Although his paternal grandparents had a friend named Pete and 31 years later Pete is still going strong, so who knows? The prayers of a child, right?

And this little toddler son of ours often began his prayers with “Lord, we have our days and we have our days.”
It’s become a family motto for the past three decades.
We do indeed.

Lately I’ve been saying, “Lord, we have our years, and we have our years.”
This past year was a doozy.
It started after Memorial Day, 2021 when I was literally hours away from death.
The Covid that barely skimmed my family hit me hard.

In the ICU, after having my heart shocked into submission and being pumped full of who-knows-what and gallons of blood drawn (I’m sure that is barely an exaggeration) and having X-rays and CT scans all night long, we found out why I was so sick.

I have an underlying comorbidity.
Unbeknownst to me—because apparently I’m rather clueless—megalosplenatic lymphoma had extended my spleen to the size of a basketball.
Biggest spleen the oncologist ever saw.
I was a rock star at the hospital.
Nurses, interns, other doctors would poke their heads in my room and say “Can I feel your spleen?”
Honestly, words I never expected to be directed at me.

So began a year of one kind of chemo that had no effect on my spleen but gave me ugly, painful mouth sores, rigors (severe, uncontrollable trembling) and some nausea.
Then another kind of chemo, several CT scans, more blood draws from my pincushioned arms, oodles of naps, countless prayers from loved ones and even strangers, and way too much anxiety and “what if” thoughts.

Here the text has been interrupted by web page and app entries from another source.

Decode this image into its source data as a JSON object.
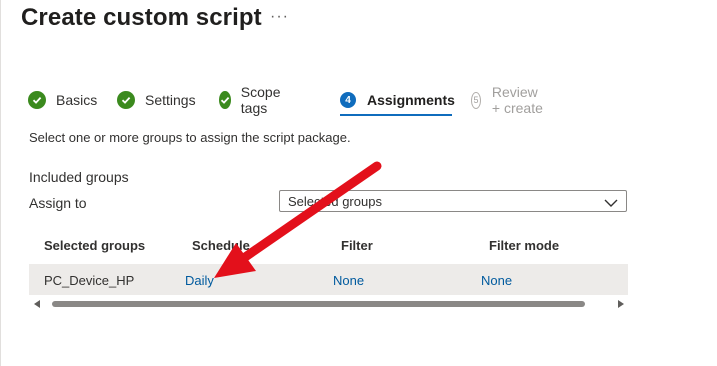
{
  "header": {
    "title": "Create custom script",
    "more": "···"
  },
  "wizard": {
    "steps": [
      {
        "label": "Basics",
        "state": "completed"
      },
      {
        "label": "Settings",
        "state": "completed"
      },
      {
        "label": "Scope tags",
        "state": "completed"
      },
      {
        "label": "Assignments",
        "number": "4",
        "state": "active"
      },
      {
        "label": "Review + create",
        "number": "5",
        "state": "disabled"
      }
    ]
  },
  "assignments": {
    "instructions": "Select one or more groups to assign the script package.",
    "included_groups_label": "Included groups",
    "assign_to_label": "Assign to",
    "assign_to_value": "Selected groups",
    "table": {
      "headers": [
        "Selected groups",
        "Schedule",
        "Filter",
        "Filter mode"
      ],
      "rows": [
        {
          "group": "PC_Device_HP",
          "schedule": "Daily",
          "filter": "None",
          "filter_mode": "None"
        }
      ]
    }
  },
  "colors": {
    "accent": "#0f6cbd",
    "success": "#3b8a1e",
    "link": "#005a9e",
    "annotation": "#e3101b"
  }
}
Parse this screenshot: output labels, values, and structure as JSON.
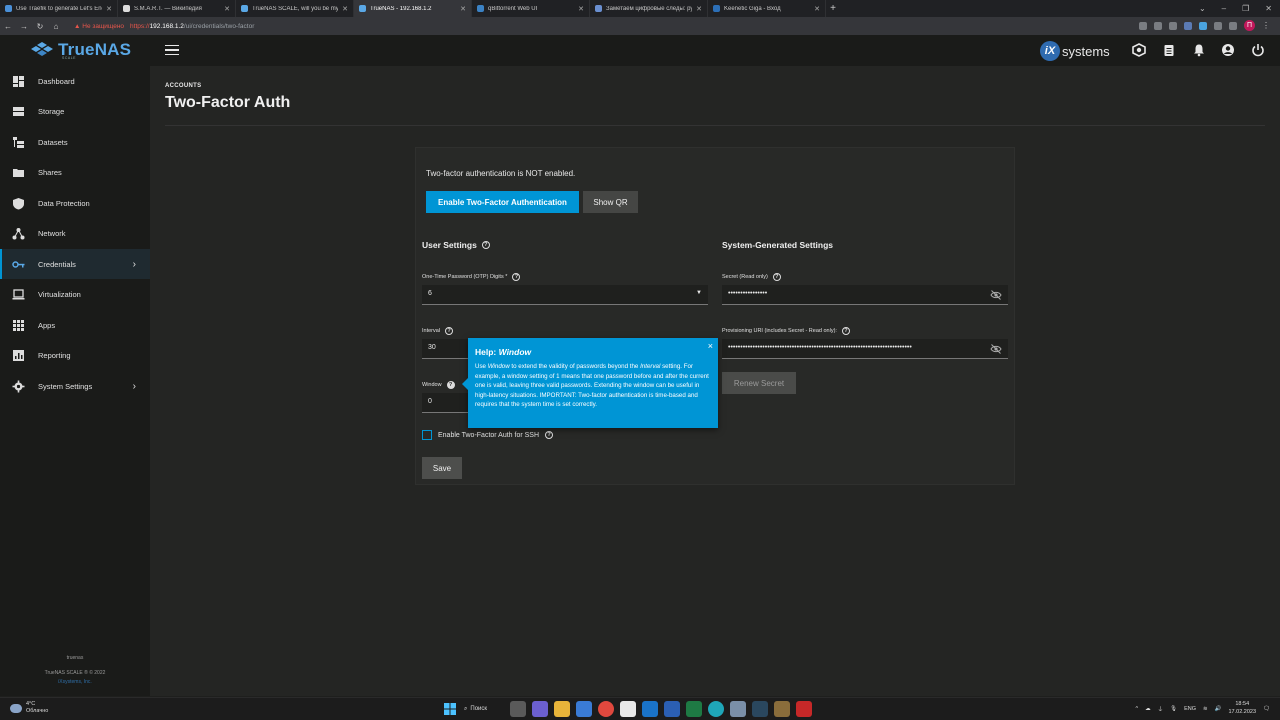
{
  "browser": {
    "tabs": [
      {
        "label": "Use Traefik to generate Let's Enc",
        "color": "#4a90d9"
      },
      {
        "label": "S.M.A.R.T. — Википедия",
        "color": "#dddddd"
      },
      {
        "label": "TrueNAS SCALE, will you be my",
        "color": "#5aa8e6"
      },
      {
        "label": "TrueNAS - 192.168.1.2",
        "color": "#5aa8e6",
        "active": true
      },
      {
        "label": "qBittorrent Web UI",
        "color": "#3b82c4"
      },
      {
        "label": "Заметаем цифровые следы: ру",
        "color": "#6a8fd0"
      },
      {
        "label": "Keenetic Giga - Вход",
        "color": "#2c6fb7"
      }
    ],
    "new_tab": "+",
    "security_warning": "Не защищено",
    "url_proto": "https://",
    "url_host": "192.168.1.2",
    "url_path": "/ui/credentials/two-factor",
    "profile_initial": "П"
  },
  "header": {
    "logo_text": "TrueNAS",
    "logo_sub": "SCALE",
    "vendor_mark": "iX",
    "vendor_text": "systems"
  },
  "sidebar": {
    "items": [
      {
        "label": "Dashboard",
        "icon": "dashboard-icon"
      },
      {
        "label": "Storage",
        "icon": "storage-icon"
      },
      {
        "label": "Datasets",
        "icon": "datasets-icon"
      },
      {
        "label": "Shares",
        "icon": "shares-icon"
      },
      {
        "label": "Data Protection",
        "icon": "shield-icon"
      },
      {
        "label": "Network",
        "icon": "network-icon"
      },
      {
        "label": "Credentials",
        "icon": "key-icon",
        "active": true,
        "chevron": "›"
      },
      {
        "label": "Virtualization",
        "icon": "laptop-icon"
      },
      {
        "label": "Apps",
        "icon": "apps-icon"
      },
      {
        "label": "Reporting",
        "icon": "chart-icon"
      },
      {
        "label": "System Settings",
        "icon": "gear-icon",
        "chevron": "›"
      }
    ],
    "footer_hostname": "truenas",
    "footer_version": "TrueNAS SCALE ® © 2022",
    "footer_vendor": "iXsystems, Inc."
  },
  "main": {
    "breadcrumb": "ACCOUNTS",
    "title": "Two-Factor Auth",
    "status_text": "Two-factor authentication is NOT enabled.",
    "enable_button": "Enable Two-Factor Authentication",
    "show_qr_button": "Show QR",
    "user_settings": {
      "title": "User Settings",
      "otp_label": "One-Time Password (OTP) Digits *",
      "otp_value": "6",
      "interval_label": "Interval",
      "interval_value": "30",
      "window_label": "Window",
      "window_value": "0",
      "ssh_label": "Enable Two-Factor Auth for SSH",
      "ssh_checked": false
    },
    "system_settings": {
      "title": "System-Generated Settings",
      "secret_label": "Secret (Read only)",
      "secret_value": "••••••••••••••••",
      "uri_label": "Provisioning URI (includes Secret - Read only):",
      "uri_value": "•••••••••••••••••••••••••••••••••••••••••••••••••••••••••••••••••••••••••••",
      "renew_button": "Renew Secret"
    },
    "save_button": "Save"
  },
  "tooltip": {
    "title_prefix": "Help: ",
    "title_term": "Window",
    "body_pre": "Use ",
    "body_term": "Window",
    "body_mid": " to extend the validity of passwords beyond the ",
    "body_term2": "Interval",
    "body_rest": " setting. For example, a window setting of 1 means that one password before and after the current one is valid, leaving three valid passwords. Extending the window can be useful in high-latency situations. IMPORTANT: Two-factor authentication is time-based and requires that the system time is set correctly.",
    "close": "×"
  },
  "taskbar": {
    "temp": "4°C",
    "weather": "Облачно",
    "search": "Поиск",
    "lang": "ENG",
    "time": "18:54",
    "date": "17.02.2023"
  },
  "colors": {
    "accent": "#0095d5",
    "background": "#242523",
    "sidebar": "#1a1b19"
  }
}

And then a follow up appointment yesterday.
While I’ll always have lymphoma, for now the chemo did its job.
My oncologist didn’t use the word “remission” but did say my family would have to put up with me for good while yet. Wonderful words that had seemed too much to hope for.

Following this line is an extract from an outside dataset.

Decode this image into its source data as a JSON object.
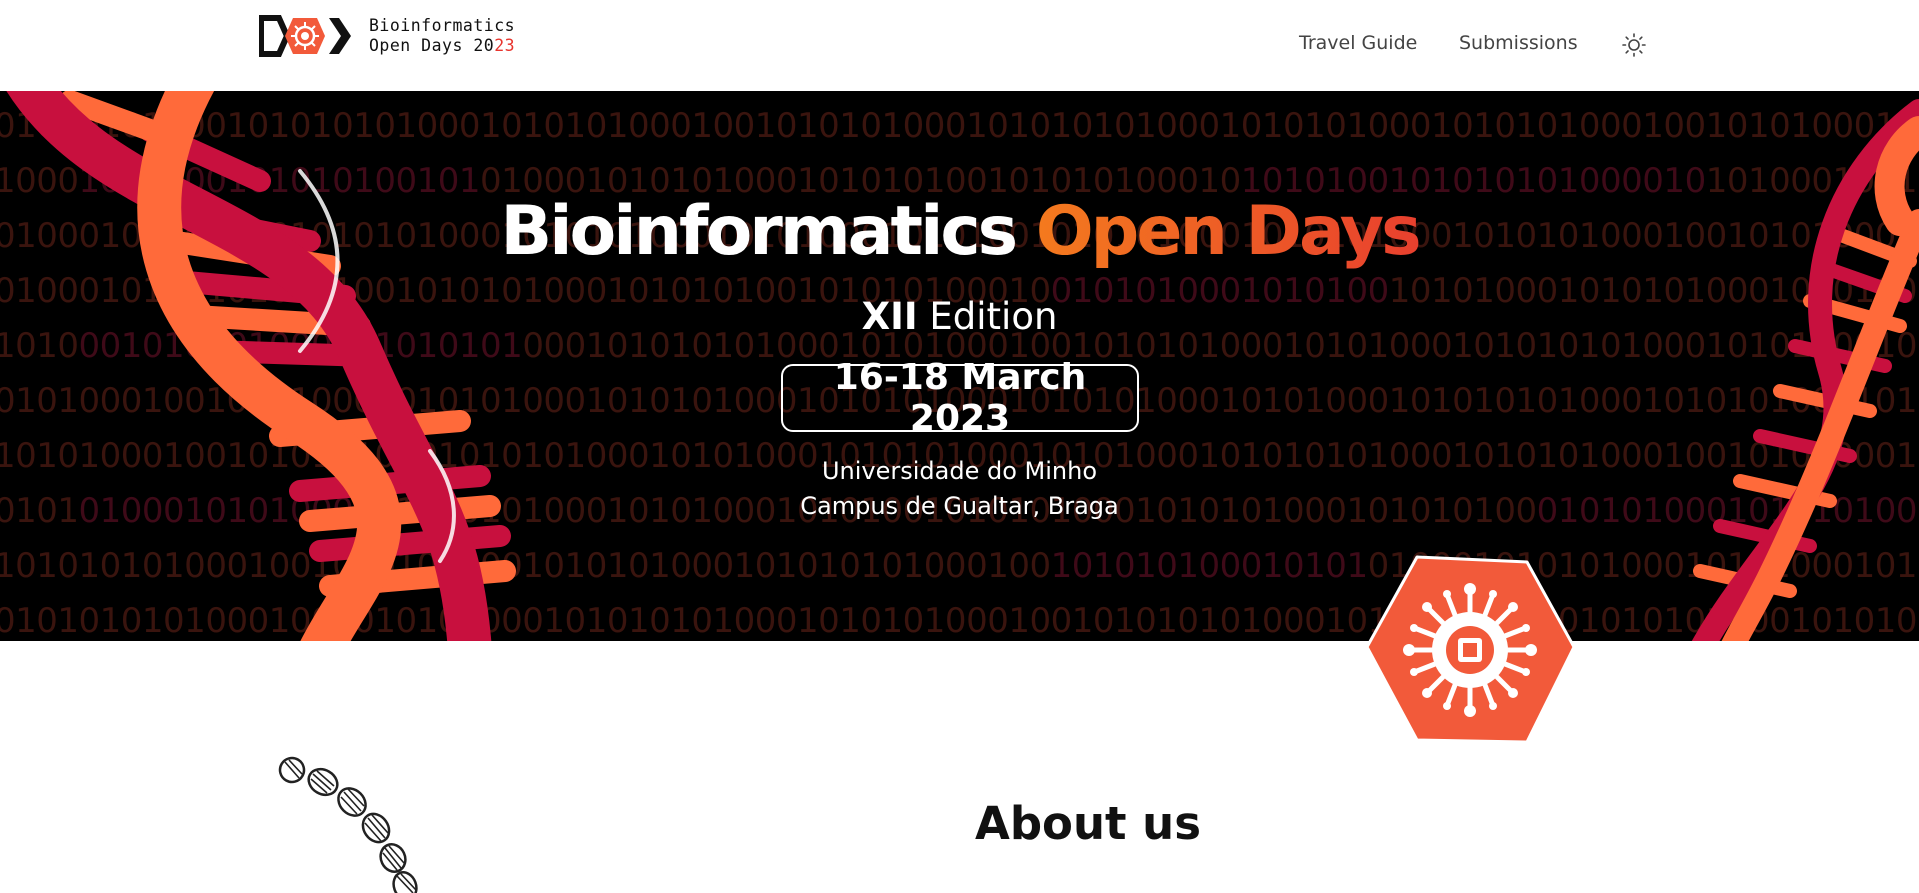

We have our years and we have our years. This one showed me that when my faith burns low, the prayers of God’s people warm me. When I’d rather huddle at home, if I drag my droopy-bodied and scraggly-haired self to church, I experience joy. I’m taken out of myself and my worries and fears and brought into a foretaste of glory divine.

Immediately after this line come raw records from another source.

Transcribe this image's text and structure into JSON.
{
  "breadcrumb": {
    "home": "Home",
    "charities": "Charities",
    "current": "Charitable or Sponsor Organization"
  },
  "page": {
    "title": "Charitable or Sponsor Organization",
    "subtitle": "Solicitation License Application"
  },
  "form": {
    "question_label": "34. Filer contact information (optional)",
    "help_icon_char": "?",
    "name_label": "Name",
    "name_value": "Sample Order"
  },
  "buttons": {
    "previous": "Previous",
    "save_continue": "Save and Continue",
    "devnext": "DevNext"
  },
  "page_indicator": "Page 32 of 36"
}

This year demonstrated that I’m pretty weak. And guess where God promises that HIS strength is made perfect?

This year cemented the truth I’ve professed for ages but never internalized to this degree: God uses His people to care for His people.

And this past day reminded me that no one but God has my days numbered. So instead of worrying about how many more He may have planned for me, I best get moving and love every minute of today, while it is today.

Praise God for this past year.
And please, God, if it’s your will, can this coming year be rather uneventful?

Photo by Debby Hudson on Unsplash

On Beyond Avocado Toast

This makes year umpteen I forgot to cancel my WordPress site.
It links up (again) to the umpteenth year I’ve promised to be a better steward of money.

Some perfect year we’ll eat avocados before they rot in the windowsill.
I won’t buy items from Amazon and forget to return them until it’s too late.
Or buy too many flowers from the greenhouse when I have no room and try to cram 24 zinnias in space recommended for 16 and spend the summer watching them fight over soil nutrients and sunlight.

But this is not that year, my friends.

I have WordPress for another year and I’ll try to post more than once in the next 12 months.
Of course I would love to have you stop by.
I’ll be prudish and nice and hopefully practice brevity and you can decide if what is here is worth reading.
Let’s do our bit to keep the blog corner of the world alive and kicking. And keep my resolve to be a better steward of my resources.

Anyone got a good recipe for avocado mush?